Data records for software interfaces
[Start of Attachment]

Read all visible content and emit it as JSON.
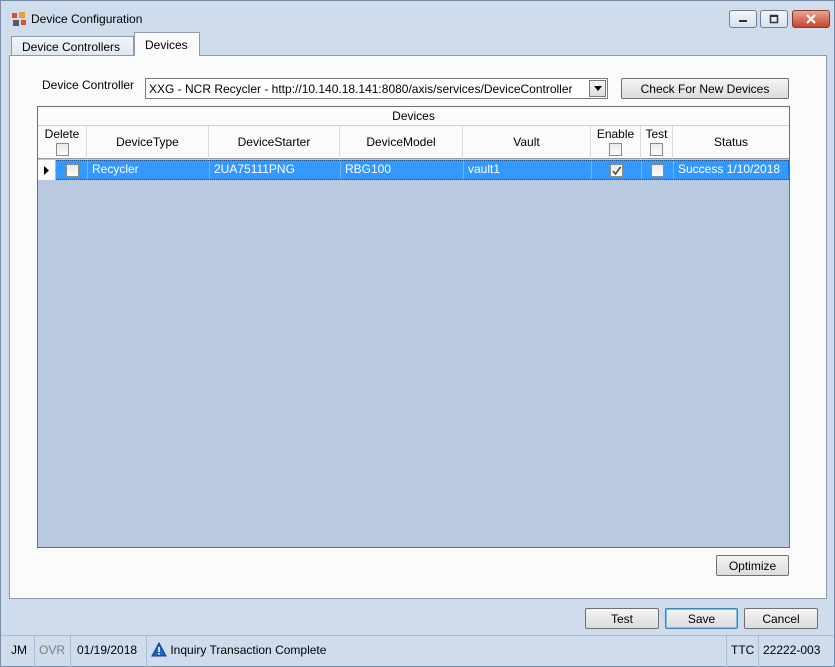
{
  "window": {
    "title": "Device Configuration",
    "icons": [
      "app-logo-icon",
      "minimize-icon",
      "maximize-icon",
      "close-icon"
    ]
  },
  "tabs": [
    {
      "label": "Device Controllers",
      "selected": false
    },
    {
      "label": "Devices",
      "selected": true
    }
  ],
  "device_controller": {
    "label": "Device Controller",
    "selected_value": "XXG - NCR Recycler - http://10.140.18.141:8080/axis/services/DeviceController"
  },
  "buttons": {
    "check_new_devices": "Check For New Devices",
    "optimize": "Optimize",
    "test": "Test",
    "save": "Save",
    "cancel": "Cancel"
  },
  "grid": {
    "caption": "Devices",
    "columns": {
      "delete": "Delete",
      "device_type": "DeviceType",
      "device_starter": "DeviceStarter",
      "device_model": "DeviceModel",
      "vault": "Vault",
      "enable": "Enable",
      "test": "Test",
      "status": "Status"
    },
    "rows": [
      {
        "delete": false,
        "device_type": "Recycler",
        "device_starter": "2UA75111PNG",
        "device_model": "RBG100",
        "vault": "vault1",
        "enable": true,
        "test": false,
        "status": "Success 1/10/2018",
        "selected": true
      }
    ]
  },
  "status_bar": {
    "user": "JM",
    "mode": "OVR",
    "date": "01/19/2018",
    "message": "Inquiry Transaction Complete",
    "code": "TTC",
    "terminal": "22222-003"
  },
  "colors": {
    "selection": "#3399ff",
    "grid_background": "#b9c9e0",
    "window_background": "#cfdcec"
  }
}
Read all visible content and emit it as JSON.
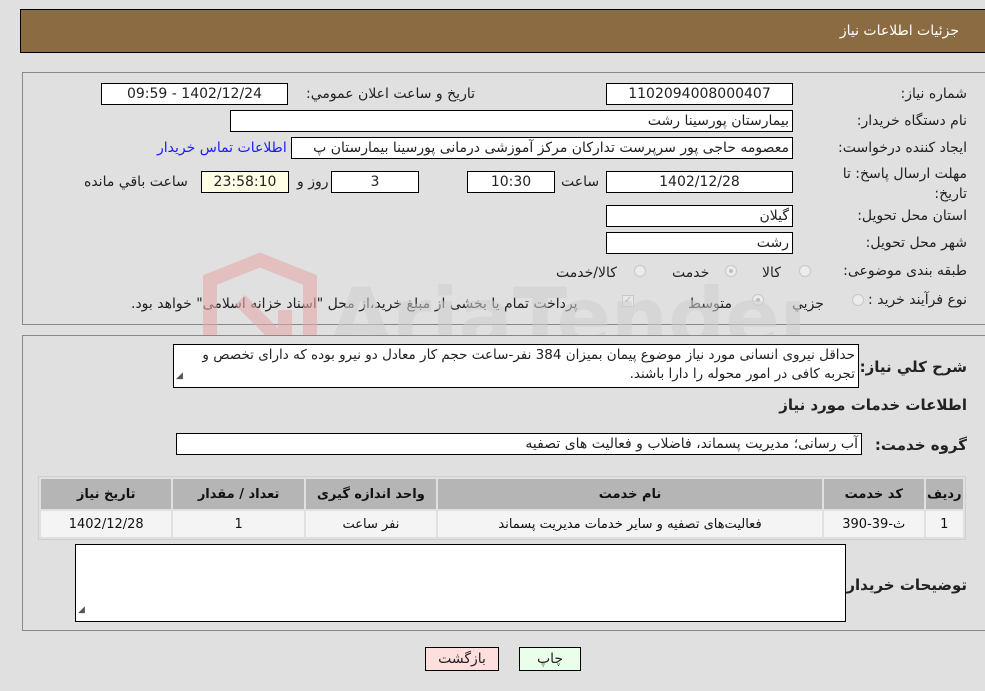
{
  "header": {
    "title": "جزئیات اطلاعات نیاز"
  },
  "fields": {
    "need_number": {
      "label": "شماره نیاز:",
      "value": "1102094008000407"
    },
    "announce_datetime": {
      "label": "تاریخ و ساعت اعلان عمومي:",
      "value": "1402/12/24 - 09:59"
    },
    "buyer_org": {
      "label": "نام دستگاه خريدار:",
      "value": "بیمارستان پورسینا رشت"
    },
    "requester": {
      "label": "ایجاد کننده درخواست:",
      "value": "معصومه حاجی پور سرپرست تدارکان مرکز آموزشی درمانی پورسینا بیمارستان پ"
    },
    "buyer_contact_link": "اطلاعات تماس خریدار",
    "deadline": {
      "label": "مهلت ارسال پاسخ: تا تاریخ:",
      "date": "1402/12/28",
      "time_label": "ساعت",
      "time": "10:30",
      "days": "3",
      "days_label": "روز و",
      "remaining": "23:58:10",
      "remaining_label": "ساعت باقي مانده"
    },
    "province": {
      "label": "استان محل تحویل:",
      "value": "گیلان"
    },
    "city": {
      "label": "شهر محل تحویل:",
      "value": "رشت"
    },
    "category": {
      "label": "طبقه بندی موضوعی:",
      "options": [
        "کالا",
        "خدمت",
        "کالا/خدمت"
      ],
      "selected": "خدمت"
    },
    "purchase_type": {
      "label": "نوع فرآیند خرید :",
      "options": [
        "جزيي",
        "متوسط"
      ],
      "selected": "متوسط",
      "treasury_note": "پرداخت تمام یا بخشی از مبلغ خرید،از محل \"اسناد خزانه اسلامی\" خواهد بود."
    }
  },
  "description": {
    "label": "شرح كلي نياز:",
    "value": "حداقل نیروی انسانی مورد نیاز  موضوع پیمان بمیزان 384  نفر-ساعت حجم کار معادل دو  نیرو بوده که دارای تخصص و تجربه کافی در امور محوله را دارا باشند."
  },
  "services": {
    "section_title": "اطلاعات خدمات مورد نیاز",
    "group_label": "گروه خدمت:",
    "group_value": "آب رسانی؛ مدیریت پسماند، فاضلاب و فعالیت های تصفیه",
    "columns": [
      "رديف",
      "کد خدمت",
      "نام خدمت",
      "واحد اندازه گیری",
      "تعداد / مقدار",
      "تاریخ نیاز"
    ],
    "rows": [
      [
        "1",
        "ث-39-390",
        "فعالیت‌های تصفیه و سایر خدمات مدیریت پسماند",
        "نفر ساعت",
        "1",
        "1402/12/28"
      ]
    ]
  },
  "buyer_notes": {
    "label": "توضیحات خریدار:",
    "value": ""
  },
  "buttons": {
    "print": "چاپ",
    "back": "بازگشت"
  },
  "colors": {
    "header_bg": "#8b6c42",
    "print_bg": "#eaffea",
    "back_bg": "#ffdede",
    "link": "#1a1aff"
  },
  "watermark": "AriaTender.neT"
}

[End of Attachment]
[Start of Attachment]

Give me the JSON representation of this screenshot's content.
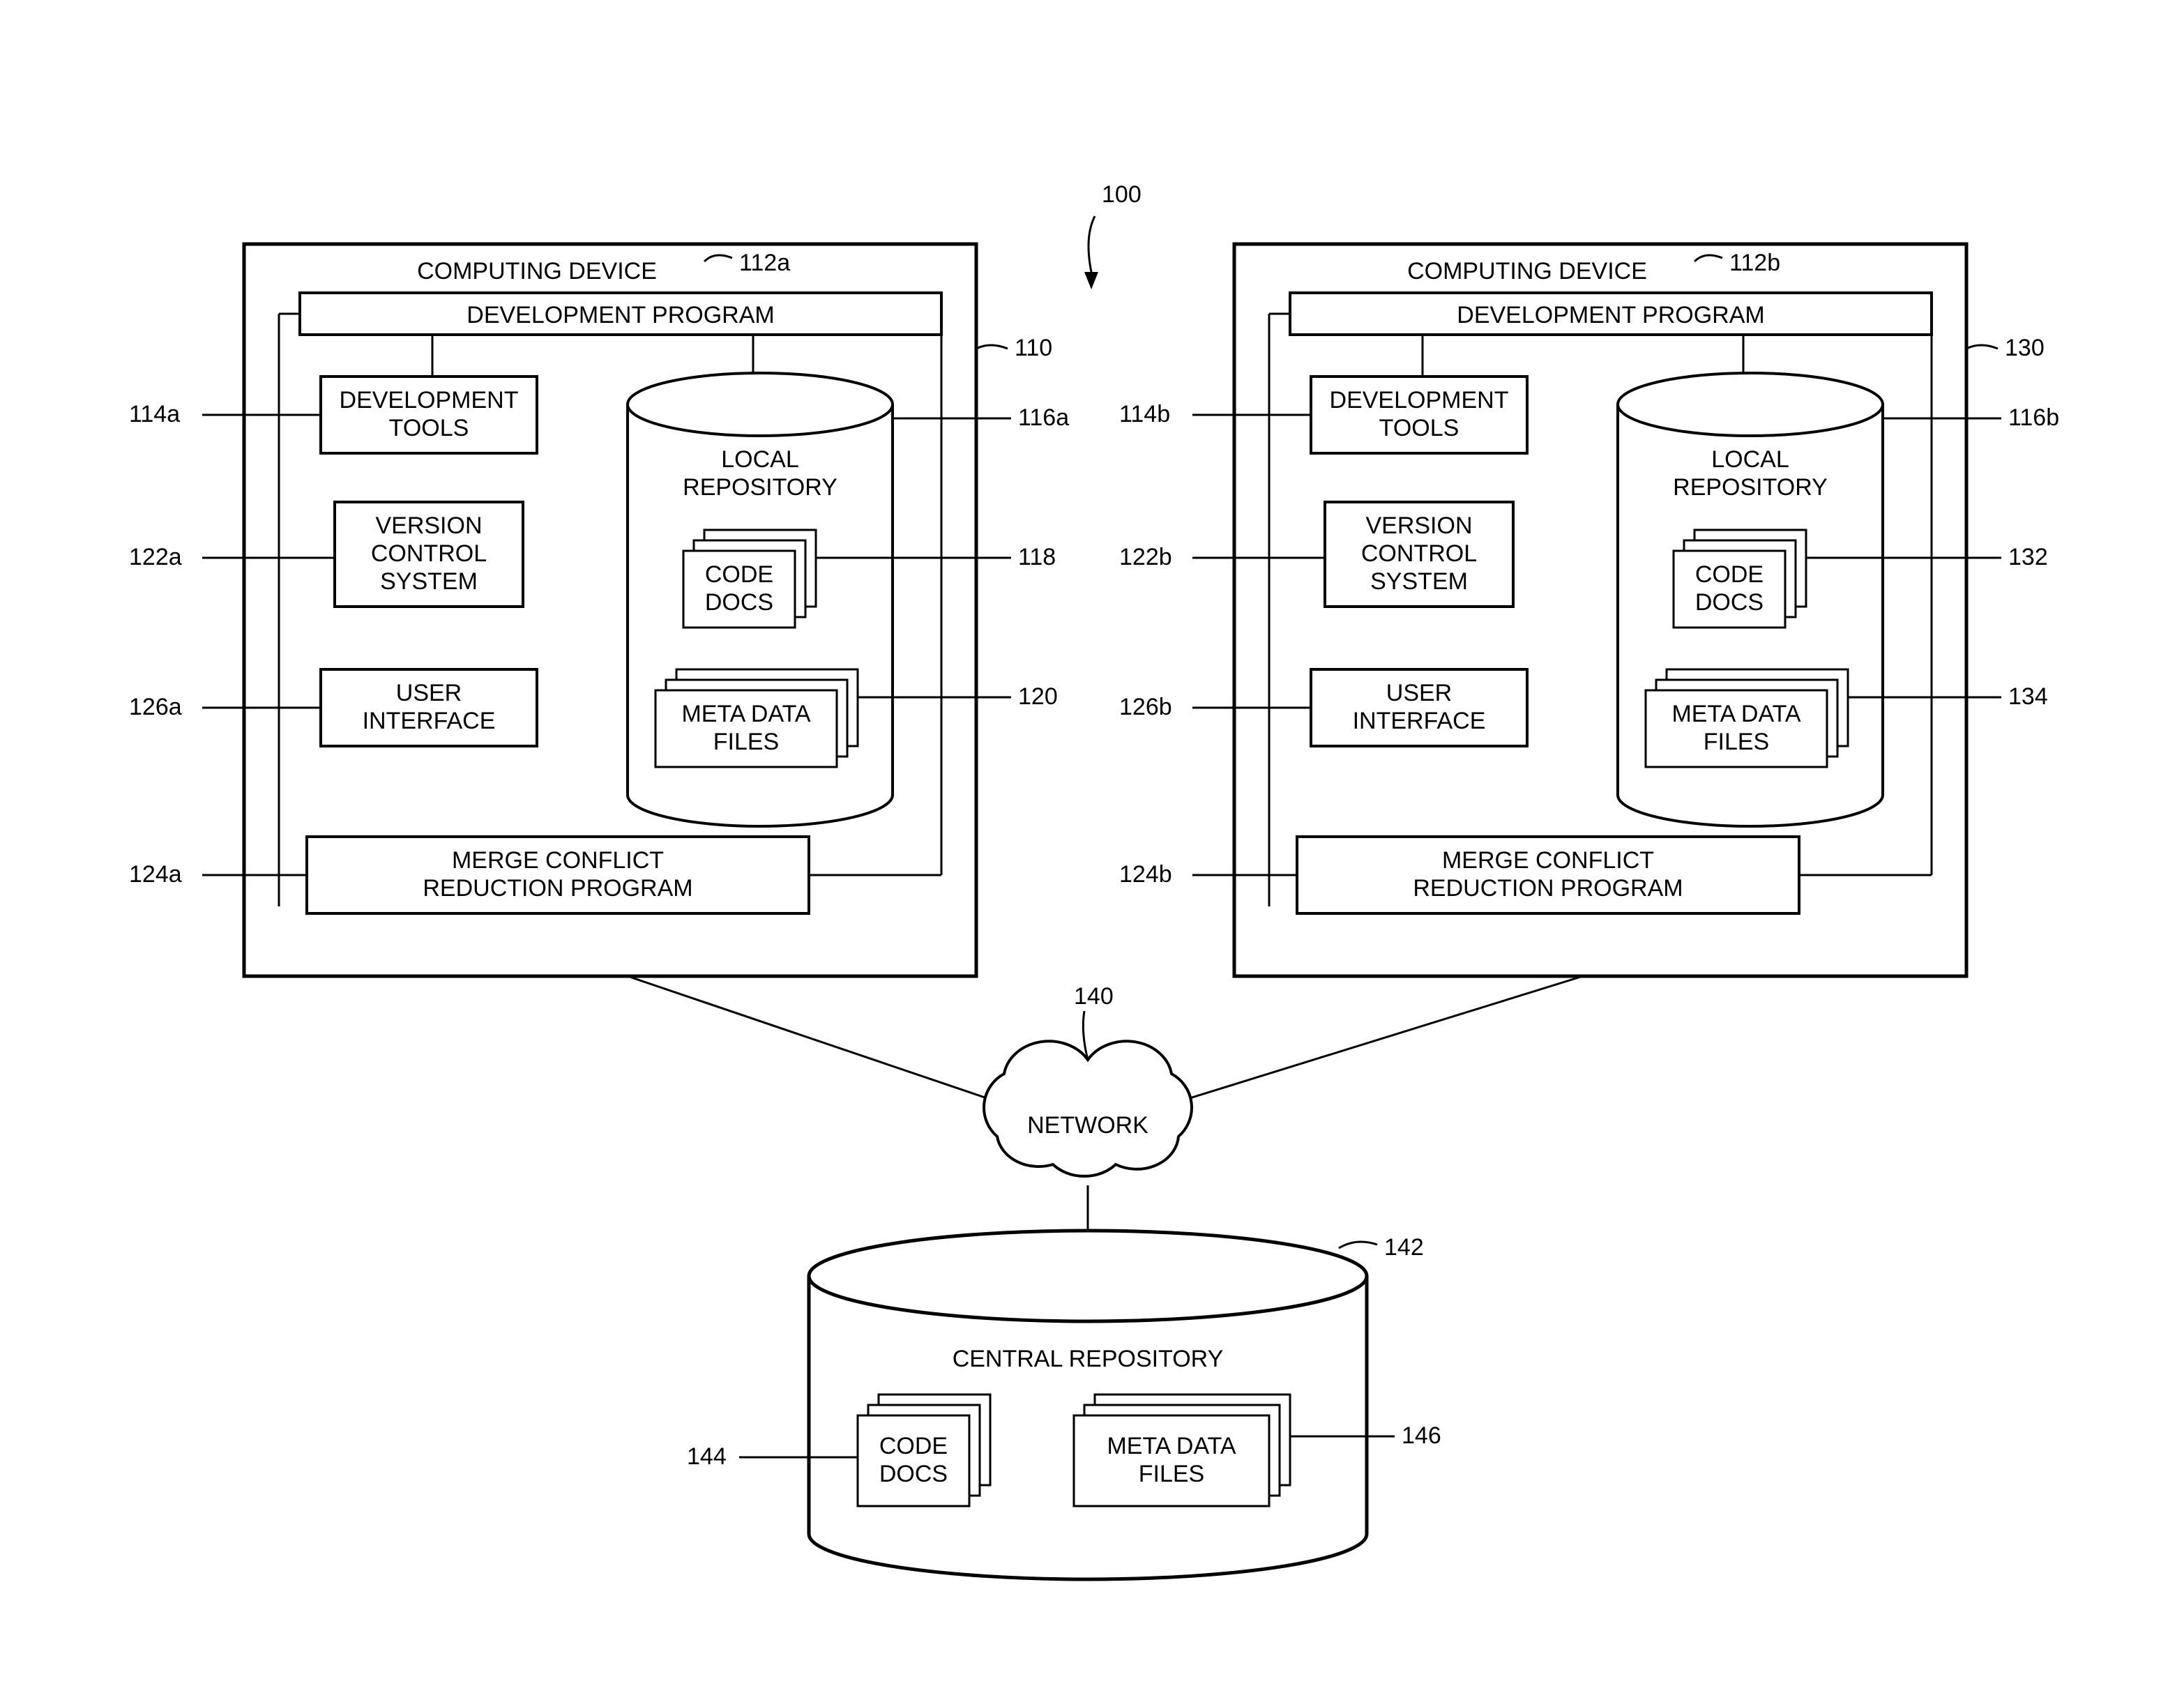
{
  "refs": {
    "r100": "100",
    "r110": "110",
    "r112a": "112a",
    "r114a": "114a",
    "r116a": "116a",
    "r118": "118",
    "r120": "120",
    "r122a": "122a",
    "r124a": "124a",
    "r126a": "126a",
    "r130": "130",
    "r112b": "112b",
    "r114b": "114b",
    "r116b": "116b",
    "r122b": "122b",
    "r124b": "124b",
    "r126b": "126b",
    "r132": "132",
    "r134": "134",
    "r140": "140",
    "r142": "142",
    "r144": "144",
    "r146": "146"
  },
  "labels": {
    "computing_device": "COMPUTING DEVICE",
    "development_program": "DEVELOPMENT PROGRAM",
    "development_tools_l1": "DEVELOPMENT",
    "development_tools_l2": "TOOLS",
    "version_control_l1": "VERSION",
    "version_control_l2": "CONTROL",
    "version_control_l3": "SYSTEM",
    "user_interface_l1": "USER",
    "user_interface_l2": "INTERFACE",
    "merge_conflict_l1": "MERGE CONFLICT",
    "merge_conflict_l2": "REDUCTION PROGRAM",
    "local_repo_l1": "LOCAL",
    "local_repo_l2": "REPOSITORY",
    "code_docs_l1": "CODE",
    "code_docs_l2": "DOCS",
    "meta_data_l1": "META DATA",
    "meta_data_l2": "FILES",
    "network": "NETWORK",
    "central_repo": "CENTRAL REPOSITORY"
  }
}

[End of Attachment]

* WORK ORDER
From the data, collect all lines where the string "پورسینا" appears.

* PROBLEM SOLUTION
      "value": "بیمارستان پورسینا رشت"
      "value": "معصومه حاجی پور سرپرست تدارکان مرکز آموزشی درمانی پورسینا بیمارستان پ"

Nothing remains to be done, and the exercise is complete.